I'm at the condo, searching through My Documents to find writing samples to bring to tomorrow's (second) interview(!). I came across the paper I wrote about my dad.. I revised the whole thing last year and redistributed it, so about everyone I know has seen it, but I'm posting it here to make sure it's never lost. I agonized over every word when I wrote this, crying the whole time, and I cry every time I read it again: it's my dad and captures exactly how I feel about him. I really, really wish he were still here.
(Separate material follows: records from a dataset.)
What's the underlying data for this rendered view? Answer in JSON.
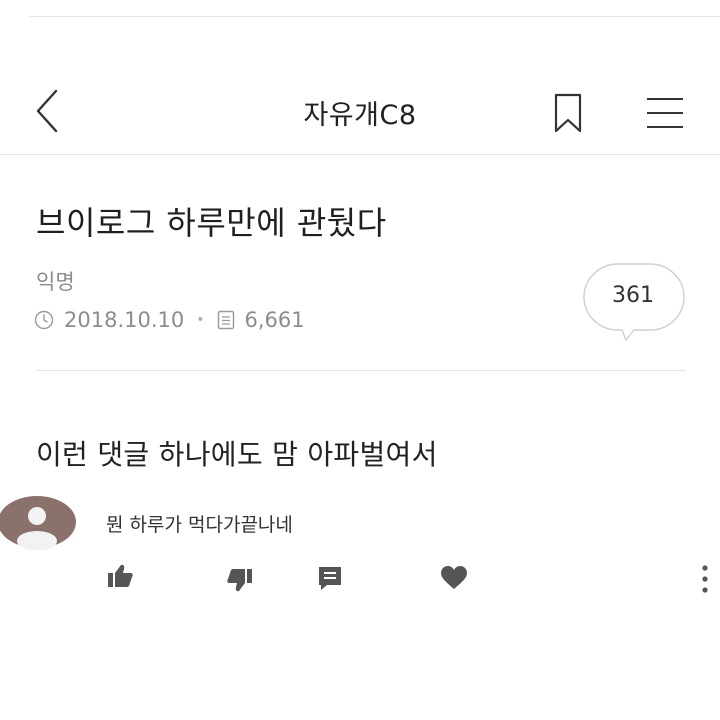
{
  "header": {
    "title": "자유개C8",
    "back_icon": "chevron-left-icon",
    "bookmark_icon": "bookmark-icon",
    "menu_icon": "hamburger-menu-icon"
  },
  "post": {
    "title": "브이로그 하루만에 관뒀다",
    "author": "익명",
    "date": "2018.10.10",
    "date_icon": "clock-icon",
    "views": "6,661",
    "views_icon": "document-icon",
    "comment_count": "361",
    "body": "이런 댓글 하나에도 맘 아파벌여서"
  },
  "comment": {
    "text": "뭔 하루가 먹다가끝나네",
    "actions": [
      "thumbs-up-icon",
      "thumbs-down-icon",
      "reply-icon",
      "heart-icon",
      "more-vertical-icon"
    ]
  },
  "colors": {
    "text": "#222222",
    "muted": "#8c8c8c",
    "divider": "#e4e4e4",
    "icon": "#555555",
    "avatar": "#8a716c"
  }
}
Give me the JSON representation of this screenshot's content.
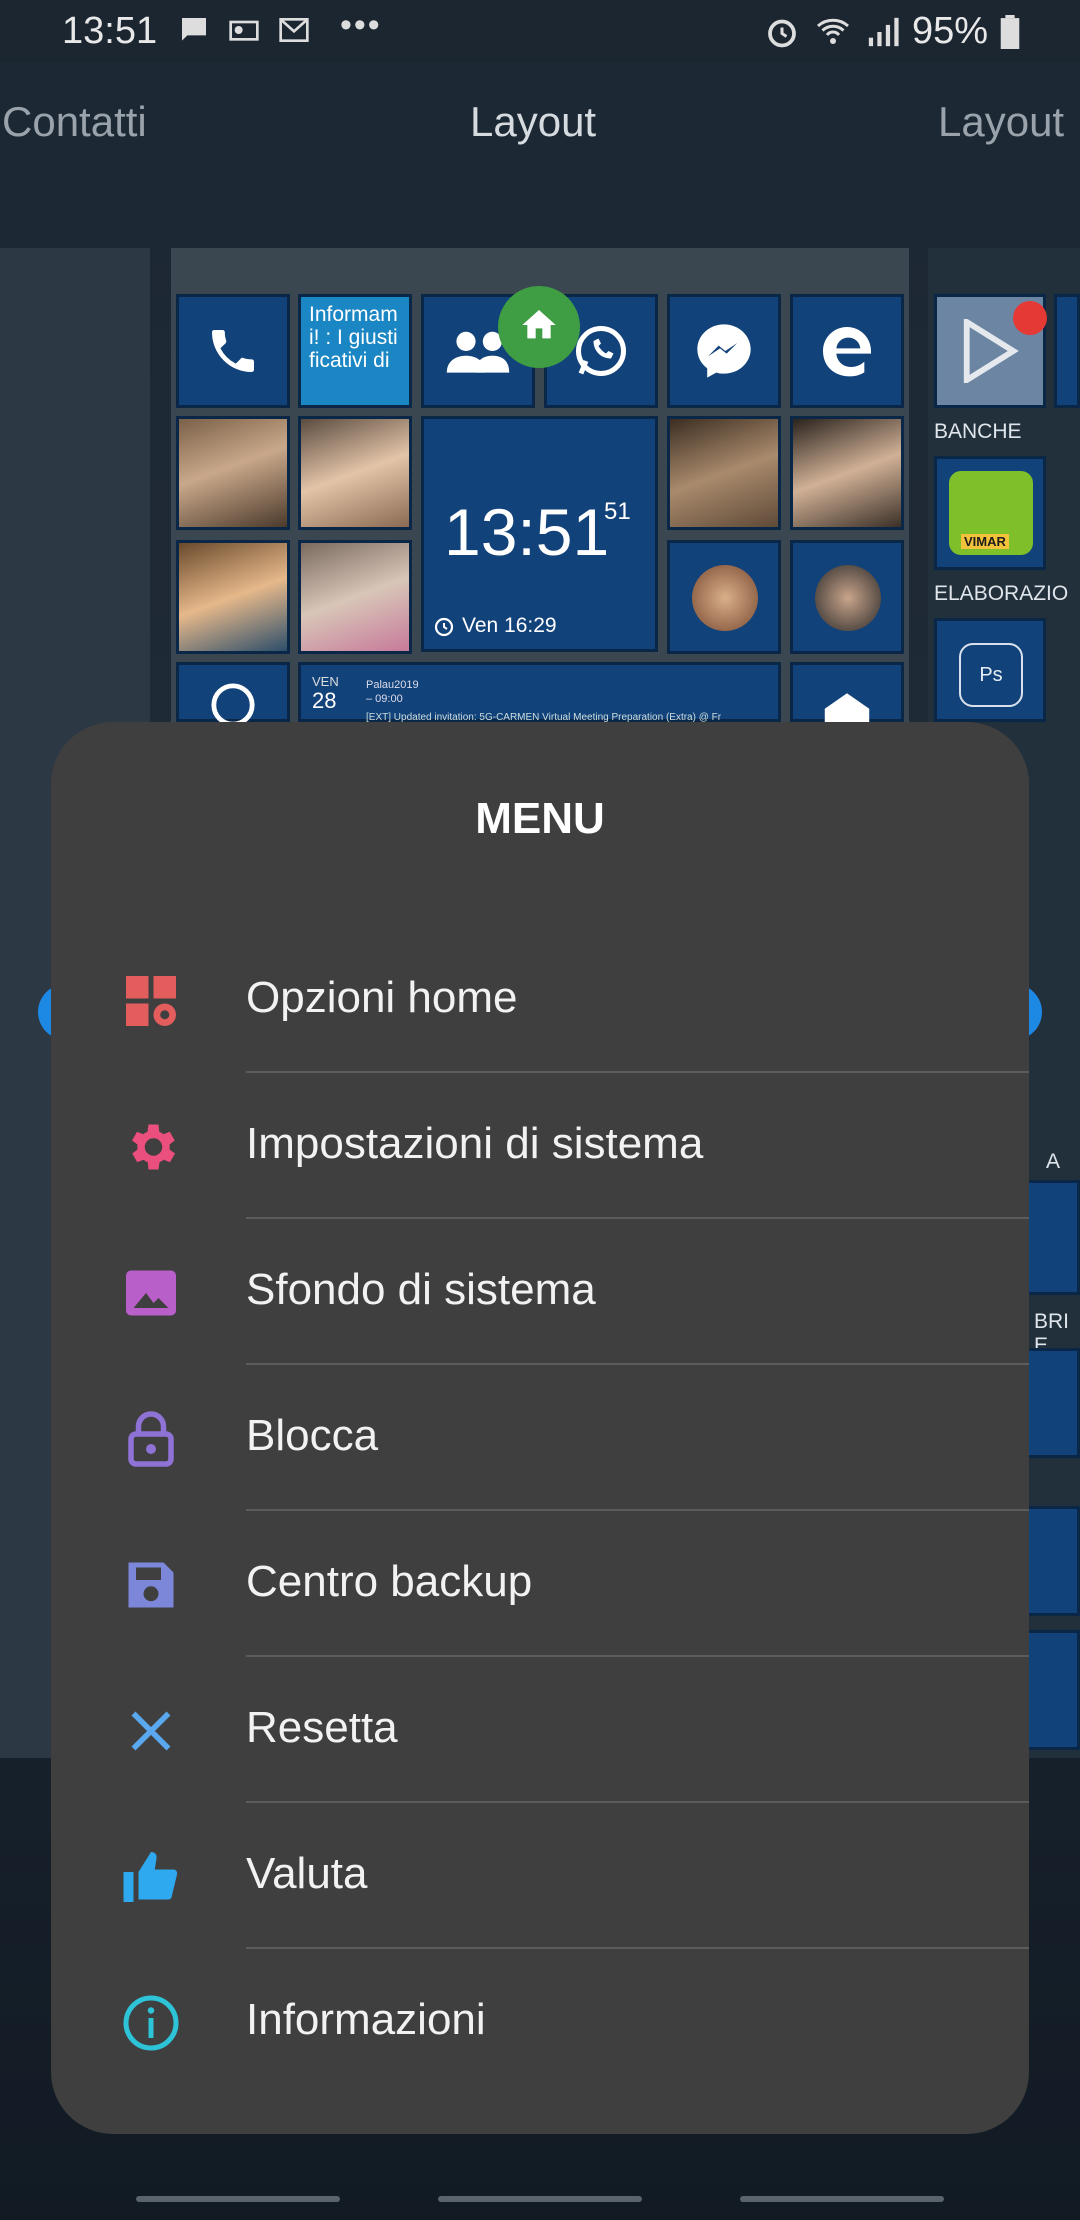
{
  "status_bar": {
    "time": "13:51",
    "battery": "95%",
    "more": "•••"
  },
  "layout_tabs": {
    "left": "Contatti",
    "center": "Layout",
    "right": "Layout"
  },
  "preview": {
    "info_tile_text": "Informam i! : I giusti ficativi di",
    "clock_time": "13:51",
    "clock_seconds": "51",
    "alarm_text": "Ven 16:29",
    "calendar_day": "VEN",
    "calendar_date": "28",
    "calendar_event_1": "Palau2019",
    "calendar_event_1_time": "– 09:00",
    "calendar_event_2": "[EXT] Updated invitation: 5G-CARMEN Virtual Meeting Preparation (Extra) @ Fr",
    "next_group_1": "BANCHE",
    "next_group_2": "ELABORAZIO",
    "next_group_3": "A",
    "next_group_4": "BRI E",
    "vimar_label": "VIMAR",
    "ps_label": "Ps"
  },
  "menu": {
    "title": "MENU",
    "items": [
      {
        "label": "Opzioni home",
        "icon": "home-options-icon",
        "color": "#e35d5d"
      },
      {
        "label": "Impostazioni di sistema",
        "icon": "gear-icon",
        "color": "#ea4f7d"
      },
      {
        "label": "Sfondo di sistema",
        "icon": "image-icon",
        "color": "#b95fc9"
      },
      {
        "label": "Blocca",
        "icon": "lock-icon",
        "color": "#8f72d6"
      },
      {
        "label": "Centro backup",
        "icon": "save-icon",
        "color": "#7d87d9"
      },
      {
        "label": "Resetta",
        "icon": "close-icon",
        "color": "#5aa8ef"
      },
      {
        "label": "Valuta",
        "icon": "thumbs-up-icon",
        "color": "#2ea8ee"
      },
      {
        "label": "Informazioni",
        "icon": "info-icon",
        "color": "#2ec4d8"
      }
    ]
  }
}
Our mother met us at the end of my father’s driveway when we arrived at his house. The cancer that invaded his body had bedrid him for months, so my sisters and I visited regularly to make him coffee, watch him nervously as he slept, and burn perfumed candles to camouflage the smell of that awful bag. So one of my sisters and I had come to sleep over. I noticed my other sister’s car parked nearby and wondered to myself why Mom was there. As we met her, the streetlight revealed that her cheeks were streaked with tears. “He’s gone,” she said quietly, her words turning a regular ol’ evening into The Night My Father Died.
“What am I supposed to do now?” I asked myself.
The rest of the night was surreal. Within view of my father’s body, my family talked about his death over coffee while my niece crawled up and down the stairs and poked at the fish in their aquarium. I sat near where this little girl was playing to let her protect me; even if it was centered on bananas and Blue’s Clues, we were having the only normal conversation in the house.
My sister wept openly, crying out apologies and assurances (I can only assume) to my dad’s lifeless body. I felt this was a much more appropriate reaction than my own numb one. When she left the room, I realized I was alone with the thin old man that had so quickly taken my hearty father’s place. I stole a touch of his hand and tried to understand my mother’s words: he’s gone.
Unfortunately, after the shock of the death and the daze of the comedically miserable funeral (picture a girl trudging up a hill in the snow to a small church in the country, sobbing and pointing to the spot where her car had skidded off the road), I was reminded of those words and how much they meant more often than I would’ve liked.
My parents divorced when I was young, and I lived with my mother and two older sisters, first in a nearly windowless apartment with pink shag carpet and a bathroom I was convinced was haunted ever since we had to open its door with a “skeleton” key. Dad lived a few miles out of town and, on the weekends, I would stay with him. At first, I didn't like my weekends at Dad’s house; there wasn’t much for me to do there if I didn’t bring a friend along and the house itself was run-down, cold, and (gasp) didn’t have cable. As I got older, though, I looked forward to the bad late-night TV and good late-night talks about our lives, Paul Harvey, and the wild kittens living in the garage. Then he’d bury me in heavy blankets on the couch (oh, what I wouldn’t give to relive one of those tuck-ins) and let me sleep as late as I wanted. Stays at his house became happy retreats where it didn’t matter that I wasn’t pretty or cool and when everything I said was important.
My dad was always there for me, as tired as the saying may be. When I was getting excited about Spanish in high school, Dad got excited with me. When I decided to stop eating meat, Dad made me egg sandwiches. When everyone else wanted to break the CD I bought at a concert and played nonstop since, Dad just asked me to play track 17 again.
Besides being a good father, Dad was a good person. One of the characteristics I admire most in people in a kindness to animals (it being completely unnecessary and unselfish) and my dad demonstrated it often. He once told me about a dog he had come across while working outside, and with a smile in his eyes said that she’d eat half of his lunch in a gulp and look up at him, demanding more. Corky was the sweetest little dog, he said, but her owners didn’t seem to care for her much, so he took her in and paid $35 he couldn’t afford to have her spayed. Now, in her grey-muzzle years, she lives with my adoring mom and step-dad; it still makes me smile to think of how lucky she was to beg from Daddy. And while all my uncles’ cars were draped in limp deer carcasses every November, I never knew my father as a hunter. One day, he told me why: while hunting squirrels as a younger man, he chased one into a hole, shoved his gun in after it, knowing he had won, and prepared to shoot. But then it started to whimper and Dad couldn’t bring himself to kill the scared little animal. From then on, the only hunting my daddy did was for mushrooms.
Dad was the nicest guy I’ve known, and in every of my life’s ups and downs, I feel him being gone. I wish I had more of him than a little silver ring he gave my mom when they were in love, a pair of overalls in the closet, and the bit of him I hope to see in myself. When I go home, I wish I were going to his house instead of past it to his little plot in the cemetery. I wish I could share with him Hank Williams, III’s music, vanilla soymilk, and the dream I had last night about polar bears. Most of all, I wish I were writing this about how great my dad is, and not feeling the sting of using the past tense.